▸ Prompt
Copy out each line of the entries where the word "background" is present.
Data for analysis Start Marker
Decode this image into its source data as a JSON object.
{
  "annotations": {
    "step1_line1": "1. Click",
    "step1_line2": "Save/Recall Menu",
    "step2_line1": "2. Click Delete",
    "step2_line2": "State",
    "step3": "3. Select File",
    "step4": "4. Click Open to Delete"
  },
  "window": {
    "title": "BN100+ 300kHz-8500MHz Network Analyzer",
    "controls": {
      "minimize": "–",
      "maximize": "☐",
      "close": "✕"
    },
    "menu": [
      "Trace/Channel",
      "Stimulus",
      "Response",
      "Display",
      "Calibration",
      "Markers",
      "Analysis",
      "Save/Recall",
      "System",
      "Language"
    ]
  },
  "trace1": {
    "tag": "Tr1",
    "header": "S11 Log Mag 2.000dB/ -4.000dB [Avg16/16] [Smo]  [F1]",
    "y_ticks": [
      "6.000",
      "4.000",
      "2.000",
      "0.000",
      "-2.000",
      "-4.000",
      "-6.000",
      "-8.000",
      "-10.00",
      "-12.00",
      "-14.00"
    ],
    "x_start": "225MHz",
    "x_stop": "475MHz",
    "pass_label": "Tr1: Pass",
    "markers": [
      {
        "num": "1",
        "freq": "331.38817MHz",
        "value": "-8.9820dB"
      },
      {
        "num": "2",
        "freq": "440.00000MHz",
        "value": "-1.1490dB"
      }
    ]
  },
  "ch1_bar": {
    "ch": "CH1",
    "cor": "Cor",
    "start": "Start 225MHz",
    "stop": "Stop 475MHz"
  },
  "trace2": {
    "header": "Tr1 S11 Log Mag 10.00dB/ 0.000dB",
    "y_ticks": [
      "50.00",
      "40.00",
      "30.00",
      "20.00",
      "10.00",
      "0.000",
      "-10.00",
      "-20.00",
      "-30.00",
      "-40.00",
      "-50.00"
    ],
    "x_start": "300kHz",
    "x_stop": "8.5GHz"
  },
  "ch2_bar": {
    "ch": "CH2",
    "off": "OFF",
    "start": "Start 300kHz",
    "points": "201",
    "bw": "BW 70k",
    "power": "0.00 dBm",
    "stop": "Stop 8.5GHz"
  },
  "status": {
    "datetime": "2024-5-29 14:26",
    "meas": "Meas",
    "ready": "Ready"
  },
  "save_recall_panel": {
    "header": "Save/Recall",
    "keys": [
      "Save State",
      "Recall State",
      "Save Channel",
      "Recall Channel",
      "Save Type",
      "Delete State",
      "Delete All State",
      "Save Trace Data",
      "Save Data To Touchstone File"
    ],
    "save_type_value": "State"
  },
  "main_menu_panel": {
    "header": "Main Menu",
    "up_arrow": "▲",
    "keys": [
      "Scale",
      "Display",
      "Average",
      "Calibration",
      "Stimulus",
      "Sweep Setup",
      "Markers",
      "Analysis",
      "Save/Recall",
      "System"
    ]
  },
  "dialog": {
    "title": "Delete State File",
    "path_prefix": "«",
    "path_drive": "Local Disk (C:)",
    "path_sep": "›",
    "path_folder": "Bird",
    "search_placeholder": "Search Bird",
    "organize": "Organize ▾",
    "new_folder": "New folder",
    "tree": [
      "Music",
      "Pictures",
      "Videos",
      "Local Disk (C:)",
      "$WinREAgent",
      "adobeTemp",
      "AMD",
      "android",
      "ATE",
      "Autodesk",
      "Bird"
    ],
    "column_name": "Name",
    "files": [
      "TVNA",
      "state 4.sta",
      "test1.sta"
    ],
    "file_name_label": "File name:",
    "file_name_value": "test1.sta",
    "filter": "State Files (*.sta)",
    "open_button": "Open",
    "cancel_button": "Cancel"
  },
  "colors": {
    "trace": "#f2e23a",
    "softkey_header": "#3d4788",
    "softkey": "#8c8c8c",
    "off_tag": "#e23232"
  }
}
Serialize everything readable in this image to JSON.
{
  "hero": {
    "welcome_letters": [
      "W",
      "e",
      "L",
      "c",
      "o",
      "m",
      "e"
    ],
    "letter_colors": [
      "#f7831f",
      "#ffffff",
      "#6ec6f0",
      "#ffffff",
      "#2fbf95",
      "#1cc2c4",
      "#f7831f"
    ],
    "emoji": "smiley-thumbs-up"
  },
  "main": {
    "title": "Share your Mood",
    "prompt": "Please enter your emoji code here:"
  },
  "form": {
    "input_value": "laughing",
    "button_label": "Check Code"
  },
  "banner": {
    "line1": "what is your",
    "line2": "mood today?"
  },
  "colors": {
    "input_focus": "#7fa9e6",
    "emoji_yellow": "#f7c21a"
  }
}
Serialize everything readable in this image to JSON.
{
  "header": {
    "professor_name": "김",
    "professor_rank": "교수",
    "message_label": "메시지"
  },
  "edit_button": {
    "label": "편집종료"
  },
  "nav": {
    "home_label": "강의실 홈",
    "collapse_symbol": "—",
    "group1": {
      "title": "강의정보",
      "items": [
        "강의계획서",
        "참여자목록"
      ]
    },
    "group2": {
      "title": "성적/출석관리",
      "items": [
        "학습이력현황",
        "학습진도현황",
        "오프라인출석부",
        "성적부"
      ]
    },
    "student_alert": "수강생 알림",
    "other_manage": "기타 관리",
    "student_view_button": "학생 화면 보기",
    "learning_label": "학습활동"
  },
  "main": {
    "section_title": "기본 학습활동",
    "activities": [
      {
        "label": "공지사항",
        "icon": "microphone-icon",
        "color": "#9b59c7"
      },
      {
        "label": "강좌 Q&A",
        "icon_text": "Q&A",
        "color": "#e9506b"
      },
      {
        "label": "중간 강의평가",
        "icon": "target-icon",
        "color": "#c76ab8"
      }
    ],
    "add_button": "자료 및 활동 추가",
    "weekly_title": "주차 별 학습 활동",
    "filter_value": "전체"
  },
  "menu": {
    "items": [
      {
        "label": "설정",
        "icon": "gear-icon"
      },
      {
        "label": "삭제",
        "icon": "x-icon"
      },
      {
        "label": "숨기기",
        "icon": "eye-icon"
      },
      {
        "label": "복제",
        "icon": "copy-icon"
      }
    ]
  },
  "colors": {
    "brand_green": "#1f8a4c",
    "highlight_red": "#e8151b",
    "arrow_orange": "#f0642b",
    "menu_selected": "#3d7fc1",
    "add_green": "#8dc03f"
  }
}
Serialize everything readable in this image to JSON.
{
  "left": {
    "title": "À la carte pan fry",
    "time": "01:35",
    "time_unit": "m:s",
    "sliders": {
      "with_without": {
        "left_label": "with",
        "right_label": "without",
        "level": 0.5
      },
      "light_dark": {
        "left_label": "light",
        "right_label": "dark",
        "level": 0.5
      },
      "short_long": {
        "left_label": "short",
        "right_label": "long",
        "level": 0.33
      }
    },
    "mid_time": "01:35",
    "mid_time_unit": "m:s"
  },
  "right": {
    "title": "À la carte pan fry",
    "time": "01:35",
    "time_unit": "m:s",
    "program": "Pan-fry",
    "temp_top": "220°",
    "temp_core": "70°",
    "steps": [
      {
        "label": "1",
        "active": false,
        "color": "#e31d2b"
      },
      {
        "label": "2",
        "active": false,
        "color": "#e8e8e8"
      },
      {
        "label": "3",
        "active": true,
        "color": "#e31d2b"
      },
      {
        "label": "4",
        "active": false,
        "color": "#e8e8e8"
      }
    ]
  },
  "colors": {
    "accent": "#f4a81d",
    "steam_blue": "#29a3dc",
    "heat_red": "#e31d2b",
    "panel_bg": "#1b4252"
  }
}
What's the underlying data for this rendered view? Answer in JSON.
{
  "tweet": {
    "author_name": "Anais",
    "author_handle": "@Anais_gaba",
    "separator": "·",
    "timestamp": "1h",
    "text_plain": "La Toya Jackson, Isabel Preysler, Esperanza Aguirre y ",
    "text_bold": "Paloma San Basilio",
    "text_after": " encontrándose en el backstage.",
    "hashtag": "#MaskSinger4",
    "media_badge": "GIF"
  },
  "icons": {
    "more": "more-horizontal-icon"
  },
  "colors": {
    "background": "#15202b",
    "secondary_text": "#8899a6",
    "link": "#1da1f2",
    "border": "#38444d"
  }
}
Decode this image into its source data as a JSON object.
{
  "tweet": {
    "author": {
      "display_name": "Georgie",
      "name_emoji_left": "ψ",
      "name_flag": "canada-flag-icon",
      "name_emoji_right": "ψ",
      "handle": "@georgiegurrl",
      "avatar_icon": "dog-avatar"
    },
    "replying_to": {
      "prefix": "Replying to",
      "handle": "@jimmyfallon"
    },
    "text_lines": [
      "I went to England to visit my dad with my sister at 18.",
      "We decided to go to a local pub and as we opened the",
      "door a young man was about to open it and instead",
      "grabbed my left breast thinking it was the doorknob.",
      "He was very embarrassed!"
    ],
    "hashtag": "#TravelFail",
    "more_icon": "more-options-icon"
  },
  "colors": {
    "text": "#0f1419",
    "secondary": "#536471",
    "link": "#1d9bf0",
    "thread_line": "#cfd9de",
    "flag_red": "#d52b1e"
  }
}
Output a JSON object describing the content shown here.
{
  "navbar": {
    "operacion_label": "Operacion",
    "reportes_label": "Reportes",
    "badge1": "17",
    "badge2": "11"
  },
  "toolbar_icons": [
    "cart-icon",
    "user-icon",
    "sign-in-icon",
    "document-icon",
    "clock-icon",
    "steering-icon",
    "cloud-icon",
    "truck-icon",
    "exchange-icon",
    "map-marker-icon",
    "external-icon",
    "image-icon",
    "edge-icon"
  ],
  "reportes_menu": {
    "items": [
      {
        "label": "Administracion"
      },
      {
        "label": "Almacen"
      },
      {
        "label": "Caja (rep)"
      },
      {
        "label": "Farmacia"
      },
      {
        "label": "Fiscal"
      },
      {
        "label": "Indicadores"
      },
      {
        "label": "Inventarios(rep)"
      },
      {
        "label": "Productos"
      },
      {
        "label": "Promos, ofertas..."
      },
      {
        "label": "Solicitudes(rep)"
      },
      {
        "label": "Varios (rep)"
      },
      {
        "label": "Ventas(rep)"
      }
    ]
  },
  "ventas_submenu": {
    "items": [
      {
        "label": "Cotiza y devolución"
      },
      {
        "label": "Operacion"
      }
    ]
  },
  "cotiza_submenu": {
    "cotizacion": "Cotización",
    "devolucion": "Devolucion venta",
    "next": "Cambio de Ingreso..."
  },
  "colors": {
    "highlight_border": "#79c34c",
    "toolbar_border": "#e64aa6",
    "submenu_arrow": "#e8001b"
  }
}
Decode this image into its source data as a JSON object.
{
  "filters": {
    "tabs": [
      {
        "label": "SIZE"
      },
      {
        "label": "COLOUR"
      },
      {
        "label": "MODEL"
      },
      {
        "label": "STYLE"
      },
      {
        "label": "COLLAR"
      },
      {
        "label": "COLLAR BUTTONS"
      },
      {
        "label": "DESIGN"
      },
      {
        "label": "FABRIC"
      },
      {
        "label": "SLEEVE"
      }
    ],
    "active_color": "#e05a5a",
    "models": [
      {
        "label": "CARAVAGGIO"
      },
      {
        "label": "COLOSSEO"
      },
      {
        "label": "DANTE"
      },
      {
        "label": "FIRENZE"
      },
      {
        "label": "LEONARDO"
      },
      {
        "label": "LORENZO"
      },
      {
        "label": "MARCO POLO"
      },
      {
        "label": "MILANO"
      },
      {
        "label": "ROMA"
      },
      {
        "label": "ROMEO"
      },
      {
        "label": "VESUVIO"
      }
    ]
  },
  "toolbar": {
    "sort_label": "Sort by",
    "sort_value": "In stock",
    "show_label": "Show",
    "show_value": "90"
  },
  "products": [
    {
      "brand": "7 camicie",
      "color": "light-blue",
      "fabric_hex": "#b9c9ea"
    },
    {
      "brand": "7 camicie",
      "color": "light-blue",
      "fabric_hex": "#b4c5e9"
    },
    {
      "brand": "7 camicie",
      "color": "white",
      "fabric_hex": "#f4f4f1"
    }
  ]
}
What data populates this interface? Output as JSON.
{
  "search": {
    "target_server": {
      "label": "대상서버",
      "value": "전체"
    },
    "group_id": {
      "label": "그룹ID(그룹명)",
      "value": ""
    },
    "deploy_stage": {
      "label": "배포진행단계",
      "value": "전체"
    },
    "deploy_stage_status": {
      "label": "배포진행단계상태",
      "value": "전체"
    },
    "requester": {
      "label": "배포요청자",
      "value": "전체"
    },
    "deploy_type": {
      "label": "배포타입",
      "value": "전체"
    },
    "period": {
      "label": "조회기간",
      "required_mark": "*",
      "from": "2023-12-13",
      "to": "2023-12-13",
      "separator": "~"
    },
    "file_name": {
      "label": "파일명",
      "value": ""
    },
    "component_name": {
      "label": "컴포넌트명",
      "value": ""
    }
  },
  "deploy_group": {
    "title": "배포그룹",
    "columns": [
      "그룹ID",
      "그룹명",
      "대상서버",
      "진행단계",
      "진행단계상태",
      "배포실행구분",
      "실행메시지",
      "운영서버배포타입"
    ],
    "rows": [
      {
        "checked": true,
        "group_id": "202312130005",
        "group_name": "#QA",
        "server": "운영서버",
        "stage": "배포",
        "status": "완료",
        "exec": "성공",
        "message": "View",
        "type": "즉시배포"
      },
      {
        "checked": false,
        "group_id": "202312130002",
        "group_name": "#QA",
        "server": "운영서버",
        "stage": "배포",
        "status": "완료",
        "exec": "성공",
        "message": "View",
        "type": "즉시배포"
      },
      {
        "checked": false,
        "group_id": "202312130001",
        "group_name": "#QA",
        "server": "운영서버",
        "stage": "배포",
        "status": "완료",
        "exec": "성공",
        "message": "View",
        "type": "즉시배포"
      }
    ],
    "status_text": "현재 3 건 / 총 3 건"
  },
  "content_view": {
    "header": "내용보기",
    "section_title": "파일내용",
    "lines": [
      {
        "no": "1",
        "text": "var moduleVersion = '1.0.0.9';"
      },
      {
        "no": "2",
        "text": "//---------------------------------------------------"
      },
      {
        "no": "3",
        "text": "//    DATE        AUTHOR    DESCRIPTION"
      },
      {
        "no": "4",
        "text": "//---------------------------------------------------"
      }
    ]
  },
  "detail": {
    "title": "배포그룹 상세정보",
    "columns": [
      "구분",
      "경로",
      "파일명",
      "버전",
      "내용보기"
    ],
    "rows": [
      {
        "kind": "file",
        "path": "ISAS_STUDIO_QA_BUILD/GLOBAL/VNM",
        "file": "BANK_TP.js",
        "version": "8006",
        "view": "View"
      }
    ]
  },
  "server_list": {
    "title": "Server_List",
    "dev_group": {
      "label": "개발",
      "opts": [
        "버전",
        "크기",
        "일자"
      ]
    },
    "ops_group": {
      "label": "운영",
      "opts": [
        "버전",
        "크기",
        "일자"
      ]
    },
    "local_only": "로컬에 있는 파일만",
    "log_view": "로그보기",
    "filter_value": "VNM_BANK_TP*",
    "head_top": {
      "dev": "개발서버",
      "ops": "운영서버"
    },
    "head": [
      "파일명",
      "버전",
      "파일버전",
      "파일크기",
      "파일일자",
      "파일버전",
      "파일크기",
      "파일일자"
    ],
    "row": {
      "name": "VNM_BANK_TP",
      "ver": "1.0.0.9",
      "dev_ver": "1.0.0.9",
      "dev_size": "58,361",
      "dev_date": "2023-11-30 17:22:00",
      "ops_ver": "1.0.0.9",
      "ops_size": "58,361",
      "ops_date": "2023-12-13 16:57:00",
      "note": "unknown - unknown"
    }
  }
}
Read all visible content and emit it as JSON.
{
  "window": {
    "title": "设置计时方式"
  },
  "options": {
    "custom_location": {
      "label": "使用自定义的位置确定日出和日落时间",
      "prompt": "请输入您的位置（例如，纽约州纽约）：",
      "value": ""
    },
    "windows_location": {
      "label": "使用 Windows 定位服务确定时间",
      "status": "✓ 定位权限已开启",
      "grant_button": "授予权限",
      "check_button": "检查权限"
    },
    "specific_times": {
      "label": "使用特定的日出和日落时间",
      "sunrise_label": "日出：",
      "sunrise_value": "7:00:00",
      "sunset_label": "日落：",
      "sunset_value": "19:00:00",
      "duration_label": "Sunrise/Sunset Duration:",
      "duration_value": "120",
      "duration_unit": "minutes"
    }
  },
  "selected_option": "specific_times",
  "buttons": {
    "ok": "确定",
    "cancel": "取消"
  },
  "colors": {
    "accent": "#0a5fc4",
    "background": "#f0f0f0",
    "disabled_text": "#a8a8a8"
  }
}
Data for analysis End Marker
▸ The answer
    "background": "#15202b",
    "background": "#f0f0f0",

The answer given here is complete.